I visited a local company, Music Maker, to discuss rental of a system for the event. I told them what I was hired to do and who I was working with but seemed to get the impression that I was being talked down to by the owner. I name dropped one of my writers here on the website, Eddie Howard, and this seemed to shift the conversation a bit but still not to my advantage. I will try to give you an example of how this went down.ME: I am working with David White to put on a concert in downtown Greenville and need to rent your PA system, I am the front of house mixer. Bobby: Ok I can deliver the system and send my sound guy to mix, we will set you up on the side stage for monitors ME: I have been hired to do front of house not monitors, I can mix monitors from front of house Bobby: Oh ok, well my guy will do a great job and you won’t have to worry. Just bring your monitor console and mix wedges ME: I work as an A2 with Eddie Howard and he will tell you that I can work the console just fine Bobby: Oh Eddie will be there, ok… He can mix front of house and you do wedges. My guy will be standing around if you need anything ME: Ok, well I will let you know if I get the budget approved for this rental Bobby: Ok buddy, let me know and I will gladly help you in any way I can.
What tha??? Did I just get slapped in the face here? At first I was thinking that he had a policy about not letting anyone except his man run the rig until the name drop shifted the mix position to a person who was not being paid to work the show. Eddie would be there but just as a spectator, not a worker.
When I got to my car, I sat there for a moment trying to understand what just happened. I had come to this place to save some money on rental, only to be insulted and feeling like I was a snot nose kid trying to leap ahead of the game.
There is another company known for top notch equipment and excellent staff called Audio Solutions. I called and spoke with Alan about a PA system rental for the day. One of the first things I asked was, “Is there going to be a sound man there that will do exactly as I ask, or can I simply run the rig?” His reply was with no hesitation, “Naw man, it’s not a problem, you can run it” Then I held my breath, so to speak, when I asked for the quote.

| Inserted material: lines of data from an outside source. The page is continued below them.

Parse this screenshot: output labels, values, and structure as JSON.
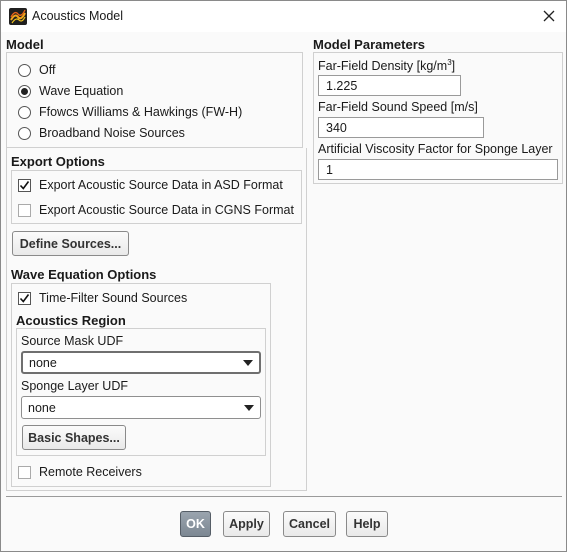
{
  "window": {
    "title": "Acoustics Model"
  },
  "model": {
    "heading": "Model",
    "options": [
      {
        "label": "Off",
        "selected": false
      },
      {
        "label": "Wave Equation",
        "selected": true
      },
      {
        "label": "Ffowcs Williams & Hawkings (FW-H)",
        "selected": false
      },
      {
        "label": "Broadband Noise Sources",
        "selected": false
      }
    ]
  },
  "export_options": {
    "heading": "Export Options",
    "asd": {
      "label": "Export Acoustic Source Data in ASD Format",
      "checked": true
    },
    "cgns": {
      "label": "Export Acoustic Source Data in CGNS Format",
      "checked": false
    }
  },
  "define_sources_label": "Define Sources...",
  "wave_options": {
    "heading": "Wave Equation Options",
    "time_filter": {
      "label": "Time-Filter Sound Sources",
      "checked": true
    },
    "region_heading": "Acoustics Region",
    "source_mask": {
      "label": "Source Mask UDF",
      "value": "none"
    },
    "sponge_layer": {
      "label": "Sponge Layer UDF",
      "value": "none"
    },
    "basic_shapes_label": "Basic Shapes...",
    "remote_receivers": {
      "label": "Remote Receivers",
      "checked": false
    }
  },
  "model_parameters": {
    "heading": "Model Parameters",
    "density": {
      "label_prefix": "Far-Field Density [kg/m",
      "label_sup": "3",
      "label_suffix": "]",
      "value": "1.225"
    },
    "sound_speed": {
      "label": "Far-Field Sound Speed [m/s]",
      "value": "340"
    },
    "viscosity": {
      "label": "Artificial Viscosity Factor for Sponge Layer",
      "value": "1"
    }
  },
  "buttons": {
    "ok": "OK",
    "apply": "Apply",
    "cancel": "Cancel",
    "help": "Help"
  },
  "icons": {
    "app": "acoustics-app-icon",
    "close": "close-icon",
    "check": "checkmark-icon",
    "dropdown": "chevron-down-icon"
  }
}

Only $50 more than Music Maker??? Are you kidding me? And this quote included stage mics, stands, monitors, etc…
On the day of the show, I arrived on time to find Chris from Audio Solutions already there and halfway set up. He was very knowledgeable and an all around nice guy. We had the rig up and running in no time but I still wondered if this small compact system was going to be able to fill this large outdoor venue. I had no idea how great this setup was going to sound until the first kick of the bass drum came through the system. I was floored that four eighteens and four Q7 boxes could sound so clean and crisp.
During sound check we even had someone come up and ask us to back off the kick drum a bit because it was thumping his chest too hard. Chris politely sent him to me and I sent him to my boss David White. We assured him that when everyone fills up the area that things would sound a little better. I tent to drive sound check a little harder than the actual show anyhow.
I mixed front of house on a Yamaha LS9-16 with a presonus mic pre for the digital layer. Actually used seventeen channels and four effect channels on a custom fader layer. The D&B never missed a beat and stayed crystal clear all night. I received several compliments about the mix but couldn’t have done it without such a great system.
One thing I learned about this, Audio Solutions are #1 for a reason. Every time you see an event in downtown Greenville you will usually see them there with their stuff. The reason is that they have great people, easy to work with, and a reputation for being the “Go To” company for all your audio needs.